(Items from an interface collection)
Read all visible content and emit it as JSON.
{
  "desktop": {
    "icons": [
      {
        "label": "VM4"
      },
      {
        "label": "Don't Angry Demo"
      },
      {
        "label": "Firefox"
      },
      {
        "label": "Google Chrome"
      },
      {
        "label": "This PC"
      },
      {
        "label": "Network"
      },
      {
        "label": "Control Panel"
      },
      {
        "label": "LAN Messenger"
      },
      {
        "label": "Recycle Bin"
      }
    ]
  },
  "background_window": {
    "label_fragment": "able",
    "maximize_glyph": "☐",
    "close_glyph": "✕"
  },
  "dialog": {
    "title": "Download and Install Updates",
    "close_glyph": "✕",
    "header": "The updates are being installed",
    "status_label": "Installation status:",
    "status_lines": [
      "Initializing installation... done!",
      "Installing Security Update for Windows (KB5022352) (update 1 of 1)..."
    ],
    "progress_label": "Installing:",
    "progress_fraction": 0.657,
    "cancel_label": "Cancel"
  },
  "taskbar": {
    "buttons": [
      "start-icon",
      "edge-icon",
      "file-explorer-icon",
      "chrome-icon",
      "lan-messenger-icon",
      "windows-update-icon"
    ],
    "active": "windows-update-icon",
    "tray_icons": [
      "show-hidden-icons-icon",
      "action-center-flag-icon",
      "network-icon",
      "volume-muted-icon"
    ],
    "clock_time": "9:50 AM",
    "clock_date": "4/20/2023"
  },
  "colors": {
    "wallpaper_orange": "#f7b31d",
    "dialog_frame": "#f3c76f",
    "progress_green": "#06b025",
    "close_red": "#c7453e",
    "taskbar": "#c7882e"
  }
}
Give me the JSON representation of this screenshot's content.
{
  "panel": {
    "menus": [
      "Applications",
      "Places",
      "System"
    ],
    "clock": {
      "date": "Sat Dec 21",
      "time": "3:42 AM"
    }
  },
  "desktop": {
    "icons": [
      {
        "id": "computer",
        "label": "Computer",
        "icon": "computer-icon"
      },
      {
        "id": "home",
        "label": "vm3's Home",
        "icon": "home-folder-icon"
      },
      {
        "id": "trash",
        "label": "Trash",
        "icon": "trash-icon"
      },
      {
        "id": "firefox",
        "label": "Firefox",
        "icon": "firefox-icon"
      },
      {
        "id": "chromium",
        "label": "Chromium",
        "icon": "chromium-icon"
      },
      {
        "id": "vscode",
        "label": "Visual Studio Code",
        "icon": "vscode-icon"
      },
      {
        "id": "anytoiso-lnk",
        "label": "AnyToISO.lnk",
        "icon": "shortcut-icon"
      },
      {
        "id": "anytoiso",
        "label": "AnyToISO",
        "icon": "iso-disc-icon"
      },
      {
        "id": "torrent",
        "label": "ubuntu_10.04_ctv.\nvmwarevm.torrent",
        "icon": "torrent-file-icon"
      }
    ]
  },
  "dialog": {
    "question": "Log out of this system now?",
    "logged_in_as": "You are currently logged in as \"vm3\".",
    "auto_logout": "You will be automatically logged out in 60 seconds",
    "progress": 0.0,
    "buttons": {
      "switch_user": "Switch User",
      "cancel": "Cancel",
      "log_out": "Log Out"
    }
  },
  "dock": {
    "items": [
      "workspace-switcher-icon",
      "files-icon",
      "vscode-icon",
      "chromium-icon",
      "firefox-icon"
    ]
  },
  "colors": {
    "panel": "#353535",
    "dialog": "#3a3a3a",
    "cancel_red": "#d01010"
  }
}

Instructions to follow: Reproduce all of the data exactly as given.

Solution:
Read all visible content and emit it as JSON.
{
  "desktop": {
    "icons": [
      {
        "label": "VM4"
      },
      {
        "label": "Don't Angry Demo"
      },
      {
        "label": "Firefox"
      },
      {
        "label": "Google Chrome"
      },
      {
        "label": "This PC"
      },
      {
        "label": "Network"
      },
      {
        "label": "Control Panel"
      },
      {
        "label": "LAN Messenger"
      },
      {
        "label": "Recycle Bin"
      }
    ]
  },
  "background_window": {
    "label_fragment": "able",
    "maximize_glyph": "☐",
    "close_glyph": "✕"
  },
  "dialog": {
    "title": "Download and Install Updates",
    "close_glyph": "✕",
    "header": "The updates are being installed",
    "status_label": "Installation status:",
    "status_lines": [
      "Initializing installation... done!",
      "Installing Security Update for Windows (KB5022352) (update 1 of 1)..."
    ],
    "progress_label": "Installing:",
    "progress_fraction": 0.657,
    "cancel_label": "Cancel"
  },
  "taskbar": {
    "buttons": [
      "start-icon",
      "edge-icon",
      "file-explorer-icon",
      "chrome-icon",
      "lan-messenger-icon",
      "windows-update-icon"
    ],
    "active": "windows-update-icon",
    "tray_icons": [
      "show-hidden-icons-icon",
      "action-center-flag-icon",
      "network-icon",
      "volume-muted-icon"
    ],
    "clock_time": "9:50 AM",
    "clock_date": "4/20/2023"
  },
  "colors": {
    "wallpaper_orange": "#f7b31d",
    "dialog_frame": "#f3c76f",
    "progress_green": "#06b025",
    "close_red": "#c7453e",
    "taskbar": "#c7882e"
  }
}
Give me the JSON representation of this screenshot's content.
{
  "panel": {
    "menus": [
      "Applications",
      "Places",
      "System"
    ],
    "clock": {
      "date": "Sat Dec 21",
      "time": "3:42 AM"
    }
  },
  "desktop": {
    "icons": [
      {
        "id": "computer",
        "label": "Computer",
        "icon": "computer-icon"
      },
      {
        "id": "home",
        "label": "vm3's Home",
        "icon": "home-folder-icon"
      },
      {
        "id": "trash",
        "label": "Trash",
        "icon": "trash-icon"
      },
      {
        "id": "firefox",
        "label": "Firefox",
        "icon": "firefox-icon"
      },
      {
        "id": "chromium",
        "label": "Chromium",
        "icon": "chromium-icon"
      },
      {
        "id": "vscode",
        "label": "Visual Studio Code",
        "icon": "vscode-icon"
      },
      {
        "id": "anytoiso-lnk",
        "label": "AnyToISO.lnk",
        "icon": "shortcut-icon"
      },
      {
        "id": "anytoiso",
        "label": "AnyToISO",
        "icon": "iso-disc-icon"
      },
      {
        "id": "torrent",
        "label": "ubuntu_10.04_ctv.\nvmwarevm.torrent",
        "icon": "torrent-file-icon"
      }
    ]
  },
  "dialog": {
    "question": "Log out of this system now?",
    "logged_in_as": "You are currently logged in as \"vm3\".",
    "auto_logout": "You will be automatically logged out in 60 seconds",
    "progress": 0.0,
    "buttons": {
      "switch_user": "Switch User",
      "cancel": "Cancel",
      "log_out": "Log Out"
    }
  },
  "dock": {
    "items": [
      "workspace-switcher-icon",
      "files-icon",
      "vscode-icon",
      "chromium-icon",
      "firefox-icon"
    ]
  },
  "colors": {
    "panel": "#353535",
    "dialog": "#3a3a3a",
    "cancel_red": "#d01010"
  }
}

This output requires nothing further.